Supplied data:
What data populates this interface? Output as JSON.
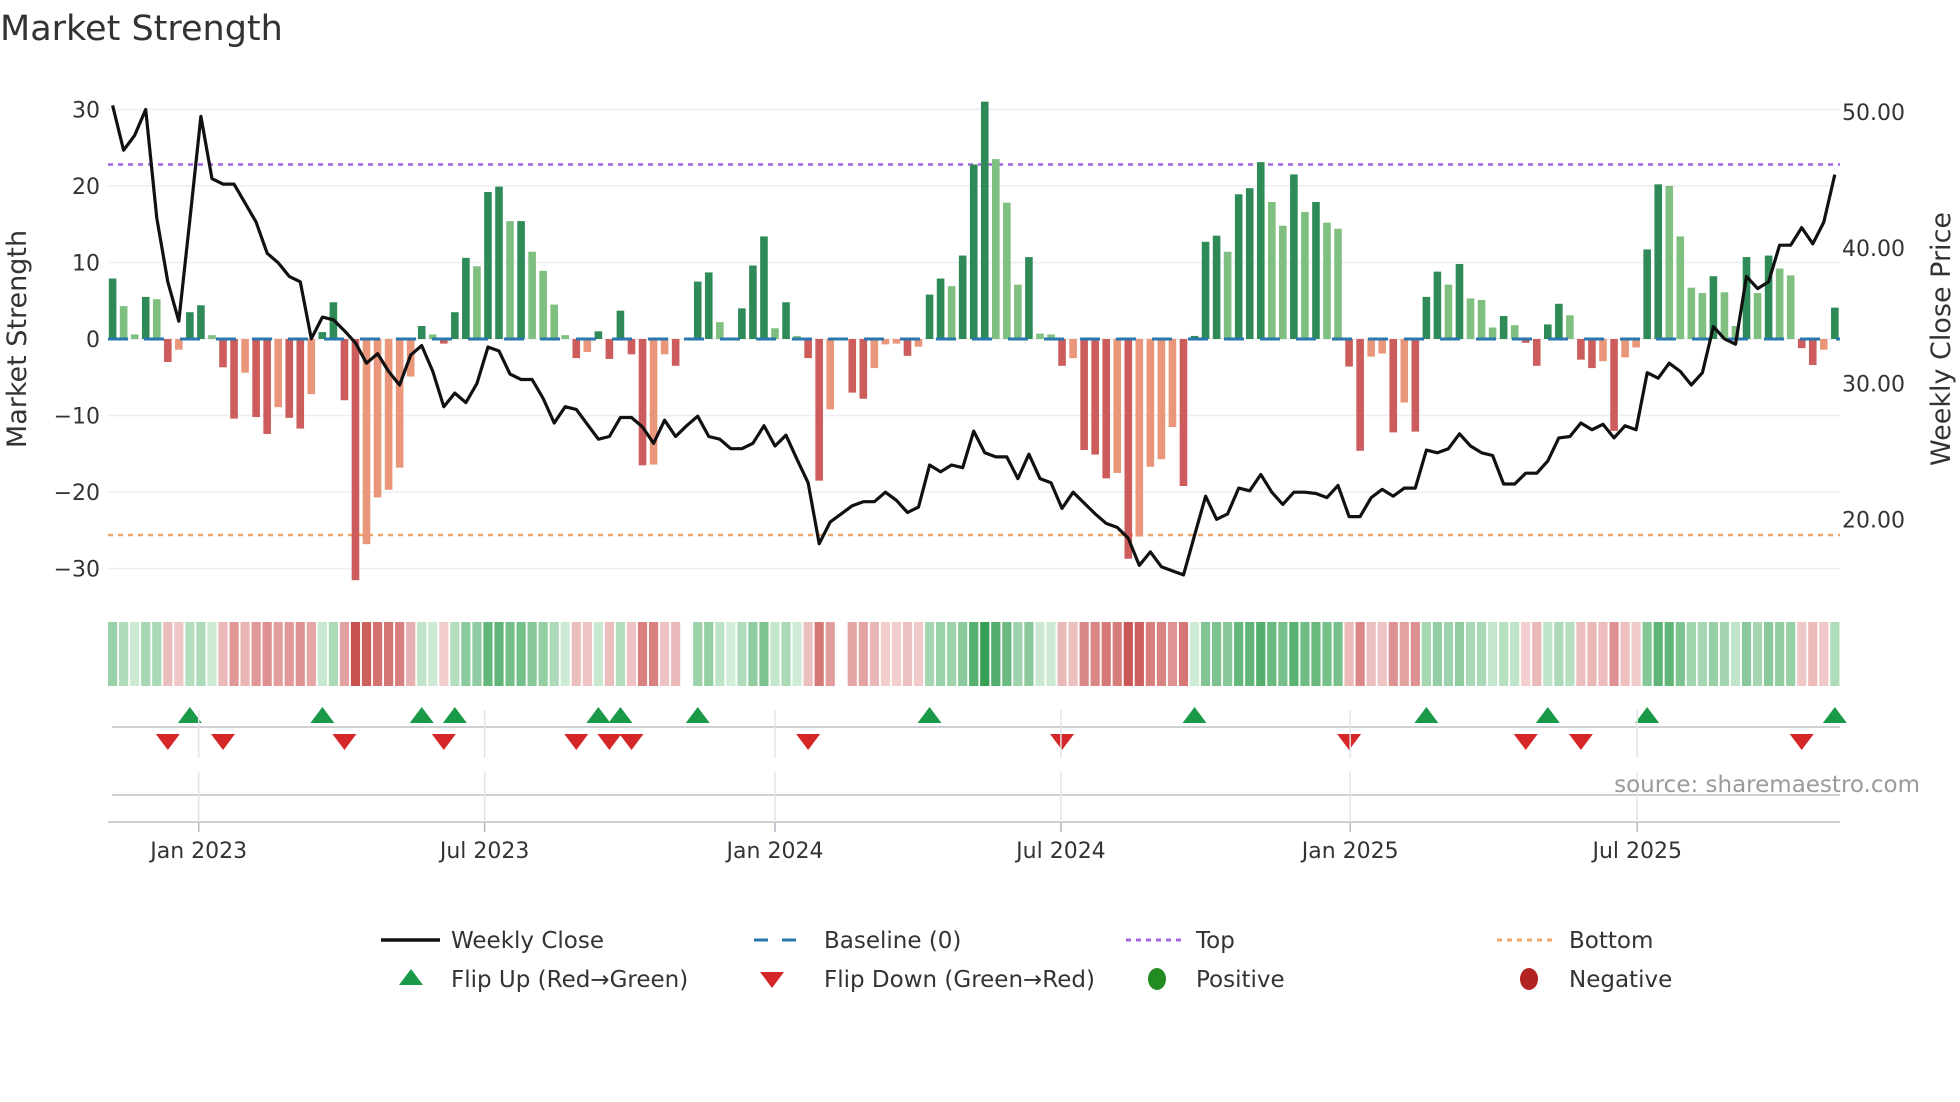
{
  "title": "Market Strength",
  "source": "source: sharemaestro.com",
  "legend": {
    "weekly_close": "Weekly Close",
    "baseline": "Baseline (0)",
    "top": "Top",
    "bottom": "Bottom",
    "flip_up": "Flip Up (Red→Green)",
    "flip_down": "Flip Down (Green→Red)",
    "positive": "Positive",
    "negative": "Negative"
  },
  "colors": {
    "rising_positive": "#2e8b57",
    "falling_positive": "#7fbf7f",
    "falling_negative": "#cd5c5c",
    "rising_negative": "#e9967a",
    "price_line": "#111111",
    "baseline": "#2a77ad",
    "top": "#a366e0",
    "bottom": "#f0a868",
    "flip_up": "#1a9a48",
    "flip_down": "#d62728",
    "positive": "#228b22",
    "negative": "#b22222"
  },
  "chart_data": {
    "type": "bar",
    "title": "Market Strength",
    "ylabel": "Market Strength",
    "y2label": "Weekly Close Price",
    "xlabel": "",
    "frequency": "weekly",
    "ylim": [
      -33.7,
      33.7
    ],
    "y2lim": [
      14.2,
      52.3
    ],
    "yticks": [
      30,
      20,
      10,
      0,
      -10,
      -20,
      -30
    ],
    "ytick_labels": [
      "30",
      "20",
      "10",
      "0",
      "−10",
      "−20",
      "−30"
    ],
    "y2ticks": [
      50,
      40,
      30,
      20
    ],
    "y2tick_labels": [
      "50.00",
      "40.00",
      "30.00",
      "20.00"
    ],
    "x_ticks": [
      {
        "label": "Jan 2023",
        "week": 7.8
      },
      {
        "label": "Jul 2023",
        "week": 33.7
      },
      {
        "label": "Jan 2024",
        "week": 60.0
      },
      {
        "label": "Jul 2024",
        "week": 85.9
      },
      {
        "label": "Jan 2025",
        "week": 112.1
      },
      {
        "label": "Jul 2025",
        "week": 138.1
      }
    ],
    "grid": true,
    "legend_position": "bottom",
    "top_level": 22.8,
    "bottom_level": -25.6,
    "baseline": 0,
    "series": [
      {
        "name": "Market Strength",
        "type": "bar",
        "values": [
          7.9,
          4.3,
          0.6,
          5.5,
          5.2,
          -3.0,
          -1.4,
          3.5,
          4.4,
          0.5,
          -3.7,
          -10.4,
          -4.4,
          -10.2,
          -12.4,
          -8.9,
          -10.3,
          -11.7,
          -7.2,
          0.9,
          4.8,
          -8.0,
          -31.5,
          -26.8,
          -20.7,
          -19.7,
          -16.8,
          -4.9,
          1.7,
          0.6,
          -0.6,
          3.5,
          10.6,
          9.5,
          19.2,
          19.9,
          15.4,
          15.4,
          11.4,
          8.9,
          4.5,
          0.5,
          -2.5,
          -1.7,
          1.0,
          -2.6,
          3.7,
          -2.0,
          -16.5,
          -16.4,
          -2.0,
          -3.5,
          0,
          7.5,
          8.7,
          2.2,
          0.2,
          4.0,
          9.6,
          13.4,
          1.4,
          4.8,
          0.4,
          -2.5,
          -18.5,
          -9.2,
          0,
          -7.0,
          -7.8,
          -3.8,
          -0.7,
          -0.6,
          -2.2,
          -1.0,
          5.8,
          7.9,
          6.9,
          10.9,
          22.8,
          31.0,
          23.5,
          17.8,
          7.1,
          10.7,
          0.7,
          0.6,
          -3.5,
          -2.5,
          -14.5,
          -15.1,
          -18.2,
          -17.5,
          -28.7,
          -25.8,
          -16.7,
          -15.7,
          -11.5,
          -19.2,
          0.4,
          12.7,
          13.5,
          11.4,
          18.9,
          19.7,
          23.1,
          17.9,
          14.8,
          21.5,
          16.6,
          17.9,
          15.2,
          14.4,
          -3.6,
          -14.6,
          -2.3,
          -1.9,
          -12.2,
          -8.3,
          -12.1,
          5.5,
          8.8,
          7.1,
          9.8,
          5.3,
          5.1,
          1.5,
          3.0,
          1.8,
          -0.5,
          -3.5,
          1.9,
          4.6,
          3.1,
          -2.7,
          -3.8,
          -2.9,
          -12.0,
          -2.4,
          -1.1,
          11.7,
          20.2,
          20.0,
          13.4,
          6.7,
          6.0,
          8.2,
          6.1,
          1.7,
          10.7,
          6.0,
          10.9,
          9.2,
          8.3,
          -1.2,
          -3.4,
          -1.4,
          4.1
        ]
      },
      {
        "name": "Weekly Close",
        "type": "line",
        "axis": "right",
        "values": [
          50.5,
          47.2,
          48.3,
          50.2,
          42.2,
          37.5,
          34.6,
          42.1,
          49.7,
          45.1,
          44.7,
          44.7,
          43.3,
          41.9,
          39.6,
          38.9,
          37.9,
          37.5,
          33.3,
          34.9,
          34.7,
          33.9,
          33.0,
          31.5,
          32.2,
          30.9,
          29.9,
          32.1,
          32.8,
          30.9,
          28.3,
          29.3,
          28.6,
          30.0,
          32.7,
          32.4,
          30.7,
          30.3,
          30.3,
          28.9,
          27.1,
          28.3,
          28.1,
          27.0,
          25.9,
          26.1,
          27.5,
          27.5,
          26.8,
          25.6,
          27.3,
          26.1,
          26.9,
          27.6,
          26.1,
          25.9,
          25.2,
          25.2,
          25.6,
          26.9,
          25.4,
          26.2,
          24.4,
          22.7,
          18.2,
          19.8,
          20.4,
          21.0,
          21.3,
          21.3,
          22.0,
          21.4,
          20.5,
          20.9,
          24.0,
          23.5,
          24.0,
          23.8,
          26.5,
          24.9,
          24.6,
          24.6,
          23.0,
          24.8,
          23.0,
          22.7,
          20.8,
          22.0,
          21.2,
          20.4,
          19.7,
          19.4,
          18.6,
          16.6,
          17.6,
          16.5,
          16.2,
          15.9,
          18.8,
          21.7,
          20.0,
          20.4,
          22.3,
          22.1,
          23.3,
          22.0,
          21.1,
          22.0,
          22.0,
          21.9,
          21.6,
          22.5,
          20.2,
          20.2,
          21.6,
          22.2,
          21.7,
          22.3,
          22.3,
          25.1,
          24.9,
          25.2,
          26.3,
          25.4,
          24.9,
          24.7,
          22.6,
          22.6,
          23.4,
          23.4,
          24.3,
          26.0,
          26.1,
          27.1,
          26.6,
          27.0,
          26.0,
          26.9,
          26.6,
          30.8,
          30.4,
          31.5,
          30.9,
          29.9,
          30.8,
          34.2,
          33.3,
          32.9,
          37.9,
          37.0,
          37.5,
          40.2,
          40.2,
          41.5,
          40.3,
          41.9,
          45.4
        ]
      }
    ]
  }
}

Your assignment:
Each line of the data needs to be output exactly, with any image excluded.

Task response:
What data populates this interface? Output as JSON.
{
  "title": "Market Strength",
  "source": "source: sharemaestro.com",
  "legend": {
    "weekly_close": "Weekly Close",
    "baseline": "Baseline (0)",
    "top": "Top",
    "bottom": "Bottom",
    "flip_up": "Flip Up (Red→Green)",
    "flip_down": "Flip Down (Green→Red)",
    "positive": "Positive",
    "negative": "Negative"
  },
  "colors": {
    "rising_positive": "#2e8b57",
    "falling_positive": "#7fbf7f",
    "falling_negative": "#cd5c5c",
    "rising_negative": "#e9967a",
    "price_line": "#111111",
    "baseline": "#2a77ad",
    "top": "#a366e0",
    "bottom": "#f0a868",
    "flip_up": "#1a9a48",
    "flip_down": "#d62728",
    "positive": "#228b22",
    "negative": "#b22222"
  },
  "chart_data": {
    "type": "bar",
    "title": "Market Strength",
    "ylabel": "Market Strength",
    "y2label": "Weekly Close Price",
    "xlabel": "",
    "frequency": "weekly",
    "ylim": [
      -33.7,
      33.7
    ],
    "y2lim": [
      14.2,
      52.3
    ],
    "yticks": [
      30,
      20,
      10,
      0,
      -10,
      -20,
      -30
    ],
    "ytick_labels": [
      "30",
      "20",
      "10",
      "0",
      "−10",
      "−20",
      "−30"
    ],
    "y2ticks": [
      50,
      40,
      30,
      20
    ],
    "y2tick_labels": [
      "50.00",
      "40.00",
      "30.00",
      "20.00"
    ],
    "x_ticks": [
      {
        "label": "Jan 2023",
        "week": 7.8
      },
      {
        "label": "Jul 2023",
        "week": 33.7
      },
      {
        "label": "Jan 2024",
        "week": 60.0
      },
      {
        "label": "Jul 2024",
        "week": 85.9
      },
      {
        "label": "Jan 2025",
        "week": 112.1
      },
      {
        "label": "Jul 2025",
        "week": 138.1
      }
    ],
    "grid": true,
    "legend_position": "bottom",
    "top_level": 22.8,
    "bottom_level": -25.6,
    "baseline": 0,
    "series": [
      {
        "name": "Market Strength",
        "type": "bar",
        "values": [
          7.9,
          4.3,
          0.6,
          5.5,
          5.2,
          -3.0,
          -1.4,
          3.5,
          4.4,
          0.5,
          -3.7,
          -10.4,
          -4.4,
          -10.2,
          -12.4,
          -8.9,
          -10.3,
          -11.7,
          -7.2,
          0.9,
          4.8,
          -8.0,
          -31.5,
          -26.8,
          -20.7,
          -19.7,
          -16.8,
          -4.9,
          1.7,
          0.6,
          -0.6,
          3.5,
          10.6,
          9.5,
          19.2,
          19.9,
          15.4,
          15.4,
          11.4,
          8.9,
          4.5,
          0.5,
          -2.5,
          -1.7,
          1.0,
          -2.6,
          3.7,
          -2.0,
          -16.5,
          -16.4,
          -2.0,
          -3.5,
          0,
          7.5,
          8.7,
          2.2,
          0.2,
          4.0,
          9.6,
          13.4,
          1.4,
          4.8,
          0.4,
          -2.5,
          -18.5,
          -9.2,
          0,
          -7.0,
          -7.8,
          -3.8,
          -0.7,
          -0.6,
          -2.2,
          -1.0,
          5.8,
          7.9,
          6.9,
          10.9,
          22.8,
          31.0,
          23.5,
          17.8,
          7.1,
          10.7,
          0.7,
          0.6,
          -3.5,
          -2.5,
          -14.5,
          -15.1,
          -18.2,
          -17.5,
          -28.7,
          -25.8,
          -16.7,
          -15.7,
          -11.5,
          -19.2,
          0.4,
          12.7,
          13.5,
          11.4,
          18.9,
          19.7,
          23.1,
          17.9,
          14.8,
          21.5,
          16.6,
          17.9,
          15.2,
          14.4,
          -3.6,
          -14.6,
          -2.3,
          -1.9,
          -12.2,
          -8.3,
          -12.1,
          5.5,
          8.8,
          7.1,
          9.8,
          5.3,
          5.1,
          1.5,
          3.0,
          1.8,
          -0.5,
          -3.5,
          1.9,
          4.6,
          3.1,
          -2.7,
          -3.8,
          -2.9,
          -12.0,
          -2.4,
          -1.1,
          11.7,
          20.2,
          20.0,
          13.4,
          6.7,
          6.0,
          8.2,
          6.1,
          1.7,
          10.7,
          6.0,
          10.9,
          9.2,
          8.3,
          -1.2,
          -3.4,
          -1.4,
          4.1
        ]
      },
      {
        "name": "Weekly Close",
        "type": "line",
        "axis": "right",
        "values": [
          50.5,
          47.2,
          48.3,
          50.2,
          42.2,
          37.5,
          34.6,
          42.1,
          49.7,
          45.1,
          44.7,
          44.7,
          43.3,
          41.9,
          39.6,
          38.9,
          37.9,
          37.5,
          33.3,
          34.9,
          34.7,
          33.9,
          33.0,
          31.5,
          32.2,
          30.9,
          29.9,
          32.1,
          32.8,
          30.9,
          28.3,
          29.3,
          28.6,
          30.0,
          32.7,
          32.4,
          30.7,
          30.3,
          30.3,
          28.9,
          27.1,
          28.3,
          28.1,
          27.0,
          25.9,
          26.1,
          27.5,
          27.5,
          26.8,
          25.6,
          27.3,
          26.1,
          26.9,
          27.6,
          26.1,
          25.9,
          25.2,
          25.2,
          25.6,
          26.9,
          25.4,
          26.2,
          24.4,
          22.7,
          18.2,
          19.8,
          20.4,
          21.0,
          21.3,
          21.3,
          22.0,
          21.4,
          20.5,
          20.9,
          24.0,
          23.5,
          24.0,
          23.8,
          26.5,
          24.9,
          24.6,
          24.6,
          23.0,
          24.8,
          23.0,
          22.7,
          20.8,
          22.0,
          21.2,
          20.4,
          19.7,
          19.4,
          18.6,
          16.6,
          17.6,
          16.5,
          16.2,
          15.9,
          18.8,
          21.7,
          20.0,
          20.4,
          22.3,
          22.1,
          23.3,
          22.0,
          21.1,
          22.0,
          22.0,
          21.9,
          21.6,
          22.5,
          20.2,
          20.2,
          21.6,
          22.2,
          21.7,
          22.3,
          22.3,
          25.1,
          24.9,
          25.2,
          26.3,
          25.4,
          24.9,
          24.7,
          22.6,
          22.6,
          23.4,
          23.4,
          24.3,
          26.0,
          26.1,
          27.1,
          26.6,
          27.0,
          26.0,
          26.9,
          26.6,
          30.8,
          30.4,
          31.5,
          30.9,
          29.9,
          30.8,
          34.2,
          33.3,
          32.9,
          37.9,
          37.0,
          37.5,
          40.2,
          40.2,
          41.5,
          40.3,
          41.9,
          45.4
        ]
      }
    ]
  }
}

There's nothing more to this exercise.